Try it >> If a line in the listing below has the string "JSON", copy it out.

Available data >>
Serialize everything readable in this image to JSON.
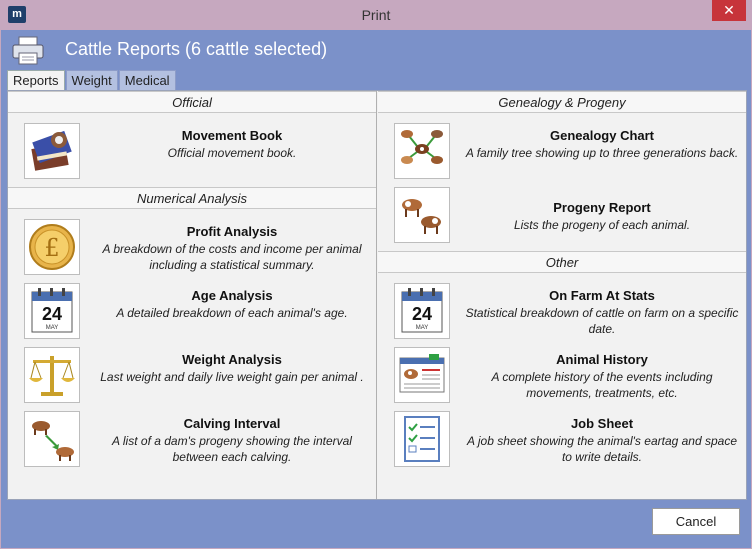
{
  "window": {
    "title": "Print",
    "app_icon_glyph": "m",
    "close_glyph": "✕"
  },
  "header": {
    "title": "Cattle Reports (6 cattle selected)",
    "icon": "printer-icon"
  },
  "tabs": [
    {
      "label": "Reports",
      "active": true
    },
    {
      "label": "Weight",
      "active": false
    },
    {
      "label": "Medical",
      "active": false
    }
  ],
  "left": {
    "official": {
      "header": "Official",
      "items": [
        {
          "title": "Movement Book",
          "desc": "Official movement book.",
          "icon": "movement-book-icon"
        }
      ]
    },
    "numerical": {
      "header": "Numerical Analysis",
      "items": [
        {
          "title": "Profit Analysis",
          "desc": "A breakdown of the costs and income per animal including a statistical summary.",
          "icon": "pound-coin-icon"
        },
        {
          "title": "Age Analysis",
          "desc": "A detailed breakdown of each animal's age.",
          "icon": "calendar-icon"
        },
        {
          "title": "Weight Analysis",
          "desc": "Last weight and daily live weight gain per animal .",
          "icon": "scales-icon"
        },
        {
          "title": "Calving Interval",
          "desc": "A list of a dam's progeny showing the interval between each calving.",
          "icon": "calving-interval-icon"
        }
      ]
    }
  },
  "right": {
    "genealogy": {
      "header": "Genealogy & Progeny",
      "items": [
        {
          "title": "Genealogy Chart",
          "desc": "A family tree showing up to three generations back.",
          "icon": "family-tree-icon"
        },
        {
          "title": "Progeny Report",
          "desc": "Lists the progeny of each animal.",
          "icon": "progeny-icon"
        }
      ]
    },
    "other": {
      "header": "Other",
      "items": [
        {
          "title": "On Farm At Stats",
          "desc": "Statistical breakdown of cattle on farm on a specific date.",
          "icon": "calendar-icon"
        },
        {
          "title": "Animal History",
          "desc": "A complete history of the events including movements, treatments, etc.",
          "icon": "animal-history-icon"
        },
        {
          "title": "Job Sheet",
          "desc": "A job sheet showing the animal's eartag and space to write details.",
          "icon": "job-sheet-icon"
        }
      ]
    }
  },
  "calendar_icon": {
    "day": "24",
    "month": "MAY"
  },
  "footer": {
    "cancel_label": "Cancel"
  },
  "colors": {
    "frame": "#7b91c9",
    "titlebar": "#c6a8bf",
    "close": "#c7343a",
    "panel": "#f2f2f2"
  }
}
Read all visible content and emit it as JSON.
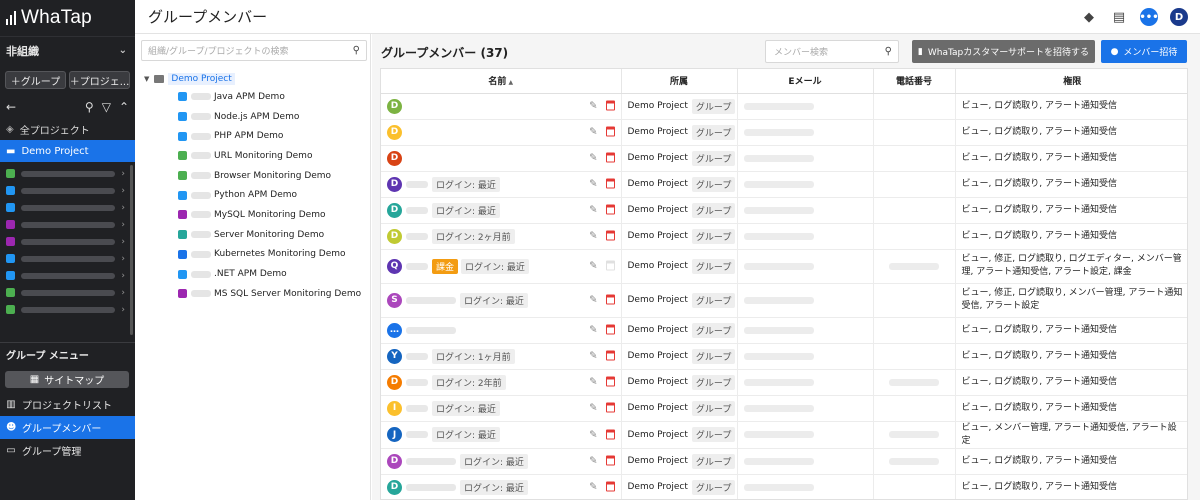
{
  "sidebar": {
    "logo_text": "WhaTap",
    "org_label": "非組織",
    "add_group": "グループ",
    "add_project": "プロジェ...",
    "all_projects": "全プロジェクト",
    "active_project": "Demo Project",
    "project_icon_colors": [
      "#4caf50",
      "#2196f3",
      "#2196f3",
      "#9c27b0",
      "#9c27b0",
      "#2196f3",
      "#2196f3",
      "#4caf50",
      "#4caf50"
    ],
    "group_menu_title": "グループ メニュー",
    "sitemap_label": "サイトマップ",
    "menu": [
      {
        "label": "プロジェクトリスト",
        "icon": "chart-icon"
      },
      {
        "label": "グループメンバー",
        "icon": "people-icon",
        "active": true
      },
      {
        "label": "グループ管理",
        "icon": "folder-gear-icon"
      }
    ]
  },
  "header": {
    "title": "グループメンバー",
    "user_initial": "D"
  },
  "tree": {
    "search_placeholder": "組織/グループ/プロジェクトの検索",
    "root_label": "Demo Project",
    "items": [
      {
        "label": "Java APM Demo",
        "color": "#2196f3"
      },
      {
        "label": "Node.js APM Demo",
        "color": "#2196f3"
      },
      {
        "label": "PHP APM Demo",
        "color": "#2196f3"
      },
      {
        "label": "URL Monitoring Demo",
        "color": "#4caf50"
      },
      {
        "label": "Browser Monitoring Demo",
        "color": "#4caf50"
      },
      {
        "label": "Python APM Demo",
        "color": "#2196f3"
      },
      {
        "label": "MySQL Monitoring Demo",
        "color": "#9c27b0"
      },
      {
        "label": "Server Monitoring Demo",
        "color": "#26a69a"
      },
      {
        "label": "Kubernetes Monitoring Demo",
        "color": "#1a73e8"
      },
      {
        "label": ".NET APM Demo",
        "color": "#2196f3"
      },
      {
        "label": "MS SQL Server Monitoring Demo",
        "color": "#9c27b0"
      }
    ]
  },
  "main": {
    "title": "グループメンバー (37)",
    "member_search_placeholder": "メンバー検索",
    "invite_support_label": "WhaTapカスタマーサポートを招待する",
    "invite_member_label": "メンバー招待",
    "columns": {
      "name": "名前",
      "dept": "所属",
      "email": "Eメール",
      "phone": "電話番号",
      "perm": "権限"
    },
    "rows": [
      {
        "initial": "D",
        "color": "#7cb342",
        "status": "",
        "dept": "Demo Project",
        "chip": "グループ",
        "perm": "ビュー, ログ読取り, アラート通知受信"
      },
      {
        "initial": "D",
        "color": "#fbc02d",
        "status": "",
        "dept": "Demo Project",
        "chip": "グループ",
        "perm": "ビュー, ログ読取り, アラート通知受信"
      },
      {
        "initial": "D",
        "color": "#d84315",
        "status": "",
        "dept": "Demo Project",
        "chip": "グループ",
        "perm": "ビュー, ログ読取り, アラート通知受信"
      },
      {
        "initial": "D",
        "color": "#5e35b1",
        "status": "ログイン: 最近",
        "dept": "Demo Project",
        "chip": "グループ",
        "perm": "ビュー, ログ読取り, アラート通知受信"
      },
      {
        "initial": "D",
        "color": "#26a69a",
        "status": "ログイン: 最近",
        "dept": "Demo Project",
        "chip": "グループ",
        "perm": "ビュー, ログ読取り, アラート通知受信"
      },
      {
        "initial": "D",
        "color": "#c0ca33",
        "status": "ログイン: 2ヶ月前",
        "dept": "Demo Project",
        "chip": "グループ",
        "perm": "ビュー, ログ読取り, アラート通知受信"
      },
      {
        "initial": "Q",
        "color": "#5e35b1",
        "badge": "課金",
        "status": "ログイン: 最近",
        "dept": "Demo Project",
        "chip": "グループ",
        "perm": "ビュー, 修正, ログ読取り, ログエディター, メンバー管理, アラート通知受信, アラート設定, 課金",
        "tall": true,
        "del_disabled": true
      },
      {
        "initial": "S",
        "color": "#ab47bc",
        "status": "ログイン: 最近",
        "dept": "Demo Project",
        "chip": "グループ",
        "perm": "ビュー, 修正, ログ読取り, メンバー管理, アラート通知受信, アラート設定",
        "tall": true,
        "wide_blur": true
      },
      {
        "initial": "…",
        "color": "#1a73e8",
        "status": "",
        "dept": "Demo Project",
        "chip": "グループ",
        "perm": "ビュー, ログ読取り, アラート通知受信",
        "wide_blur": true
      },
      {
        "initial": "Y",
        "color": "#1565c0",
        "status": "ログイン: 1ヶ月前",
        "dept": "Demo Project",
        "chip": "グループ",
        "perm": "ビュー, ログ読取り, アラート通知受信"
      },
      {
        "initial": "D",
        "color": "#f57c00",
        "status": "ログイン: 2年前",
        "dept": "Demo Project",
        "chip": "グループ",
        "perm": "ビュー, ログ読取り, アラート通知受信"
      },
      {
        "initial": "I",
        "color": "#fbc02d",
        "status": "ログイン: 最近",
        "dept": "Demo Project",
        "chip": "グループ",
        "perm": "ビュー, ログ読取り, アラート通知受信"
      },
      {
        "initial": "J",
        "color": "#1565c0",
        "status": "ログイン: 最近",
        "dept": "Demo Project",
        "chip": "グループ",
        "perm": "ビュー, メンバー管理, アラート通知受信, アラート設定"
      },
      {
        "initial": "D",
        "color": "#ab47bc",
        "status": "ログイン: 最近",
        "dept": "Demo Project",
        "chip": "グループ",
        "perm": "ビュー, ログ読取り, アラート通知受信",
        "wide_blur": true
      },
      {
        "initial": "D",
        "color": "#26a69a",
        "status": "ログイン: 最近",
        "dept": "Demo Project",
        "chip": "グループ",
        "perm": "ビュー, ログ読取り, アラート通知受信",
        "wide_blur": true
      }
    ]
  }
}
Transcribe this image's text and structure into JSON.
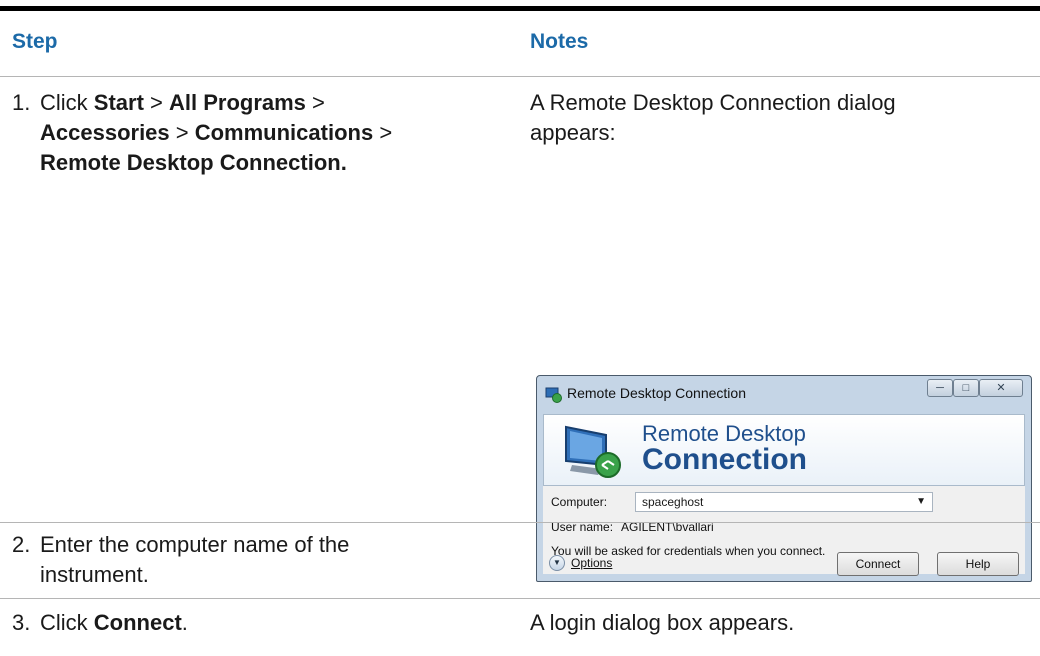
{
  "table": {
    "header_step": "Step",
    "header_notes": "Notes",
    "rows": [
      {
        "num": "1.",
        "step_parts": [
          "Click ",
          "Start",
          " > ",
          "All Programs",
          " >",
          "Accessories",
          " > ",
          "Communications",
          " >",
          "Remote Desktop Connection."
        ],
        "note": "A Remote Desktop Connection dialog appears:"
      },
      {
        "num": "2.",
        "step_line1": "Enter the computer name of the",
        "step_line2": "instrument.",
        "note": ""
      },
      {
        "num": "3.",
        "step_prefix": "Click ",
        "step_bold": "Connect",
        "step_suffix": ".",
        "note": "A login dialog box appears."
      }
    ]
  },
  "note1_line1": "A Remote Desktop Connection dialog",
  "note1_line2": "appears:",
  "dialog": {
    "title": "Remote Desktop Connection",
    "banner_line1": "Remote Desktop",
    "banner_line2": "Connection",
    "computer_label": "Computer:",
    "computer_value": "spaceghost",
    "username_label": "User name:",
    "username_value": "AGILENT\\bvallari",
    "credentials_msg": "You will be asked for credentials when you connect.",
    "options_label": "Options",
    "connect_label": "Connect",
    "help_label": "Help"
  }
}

Response for this exercise >>
Serialize everything readable in this image to JSON.
Read all visible content and emit it as JSON.
Transcribe this image's text and structure into JSON.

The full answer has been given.